The sunset, as the divider of nights and days, is unnatural to and is insensible to suggest that each day unnaturally contains two daytimes and one nighttime: There is almost an hour of daylight after sunset; add the nighttime, and after the nighttime, add another daytime divided by the daytime sunset. This is very unlike Gen 1:14, where the Nautical Twilight, or lights of heaven, divide night and day. Sunset evenings are found in both the Old and New Testaments (Mt 20:8), but not as a divider of days.
Careful consideration arguably substantiates the answer of Luke 23:54 - How should "Sabbath Dawning" be Interpreted? may be answered in sheer simplicity, by merely observing and harmonizing the Biblical context of Luke and Matthew's statements: Who they were talking about, and what they were doing, before introducing they finished their work before day's end, waiting for the day's end to draw on (ἐπιφωσκούση, to become dusk)?
In Lk 23, Luke notes three things that happened that day before the Sabbath drew on, and one event for when the Sabbath arrived:
- Joseph from Arimathea approached Pilate and asked for the body of Jesus. And he took it down and wrapped it to place him in a tomb.
- And the women who had been accompanying him from Galilee followed and saw the tomb and how his body was placed.
- And they returned and prepared fragrant spices and perfumes. And it was the day of preparation, and the Sabbath was drawing near: The evening was turning to night (Gen 1:14).
- The women who followed Jesus from Galilee rested on the Sabbath.
In Matthew's account, he talks about the event that preceded the first day of the week, and the near events as it started:
- The Chief Priests and Pilate's soldiers set a guard over the tomb, to wait for day's end, to "guard the tomb against the third day (that night)." Breaking the Sabbath.
- And, Late on the Sabbath, as it began to dawn toward the first day of the week (ἐπιφωσκούση, getting dusk.

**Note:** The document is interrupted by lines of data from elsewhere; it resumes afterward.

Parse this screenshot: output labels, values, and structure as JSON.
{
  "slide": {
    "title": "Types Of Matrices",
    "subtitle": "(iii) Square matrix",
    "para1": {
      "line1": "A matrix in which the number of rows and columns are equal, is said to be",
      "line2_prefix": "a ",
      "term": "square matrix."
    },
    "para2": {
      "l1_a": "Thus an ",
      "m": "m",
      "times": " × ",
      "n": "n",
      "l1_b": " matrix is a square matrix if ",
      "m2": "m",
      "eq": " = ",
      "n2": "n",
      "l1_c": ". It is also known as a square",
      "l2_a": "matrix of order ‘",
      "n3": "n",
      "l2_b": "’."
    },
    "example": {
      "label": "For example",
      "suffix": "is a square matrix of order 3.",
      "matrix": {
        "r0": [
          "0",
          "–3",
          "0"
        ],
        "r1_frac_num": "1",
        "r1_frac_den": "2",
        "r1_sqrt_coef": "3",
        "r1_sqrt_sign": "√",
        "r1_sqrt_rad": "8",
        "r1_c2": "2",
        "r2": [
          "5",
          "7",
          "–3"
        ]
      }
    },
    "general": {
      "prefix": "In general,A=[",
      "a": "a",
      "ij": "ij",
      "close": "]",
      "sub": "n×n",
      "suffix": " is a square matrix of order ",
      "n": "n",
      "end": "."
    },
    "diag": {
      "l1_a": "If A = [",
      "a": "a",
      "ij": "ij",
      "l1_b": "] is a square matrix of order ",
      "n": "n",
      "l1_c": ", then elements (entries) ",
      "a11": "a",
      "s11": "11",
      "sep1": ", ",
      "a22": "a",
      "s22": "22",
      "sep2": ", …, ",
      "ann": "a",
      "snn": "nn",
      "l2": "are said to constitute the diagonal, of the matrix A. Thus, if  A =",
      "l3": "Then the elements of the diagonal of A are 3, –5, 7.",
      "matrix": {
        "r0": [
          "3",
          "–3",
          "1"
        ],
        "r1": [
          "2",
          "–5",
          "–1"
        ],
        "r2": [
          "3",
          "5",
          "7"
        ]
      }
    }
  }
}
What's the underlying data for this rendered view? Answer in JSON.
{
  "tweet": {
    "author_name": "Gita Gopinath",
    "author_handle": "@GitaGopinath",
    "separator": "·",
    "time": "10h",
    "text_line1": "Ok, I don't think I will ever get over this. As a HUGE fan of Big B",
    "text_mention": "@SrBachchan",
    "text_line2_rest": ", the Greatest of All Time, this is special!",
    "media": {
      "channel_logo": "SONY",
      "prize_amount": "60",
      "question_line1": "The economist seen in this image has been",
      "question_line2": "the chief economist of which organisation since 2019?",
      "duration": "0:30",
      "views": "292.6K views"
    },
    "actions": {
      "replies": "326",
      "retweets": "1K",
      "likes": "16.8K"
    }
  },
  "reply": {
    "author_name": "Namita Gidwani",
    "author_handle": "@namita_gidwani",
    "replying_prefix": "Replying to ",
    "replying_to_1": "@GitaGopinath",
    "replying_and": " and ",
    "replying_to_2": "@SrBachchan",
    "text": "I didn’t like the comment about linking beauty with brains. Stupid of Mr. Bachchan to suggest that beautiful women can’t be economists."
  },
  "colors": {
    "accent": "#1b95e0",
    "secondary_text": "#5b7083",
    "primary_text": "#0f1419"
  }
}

The Sabbath doesn't end at dawn), Mary Magdalene and the other women came to the tomb (Mt 28:1 doesn't say when). But Jn 20:1-2 does. It was in the fourth watch of the night.
- Mk 16:1 agrees with Mt 28:1: When the Sabbath was past the women of the tomb thought that they might come and anoint him, and began to do so. Do we see the nighttime between Mk 16:1 & Mk 16:2, when Mary Magdalene and the other women came to the tomb? The dawning toward the first day of the week was evening turned to night.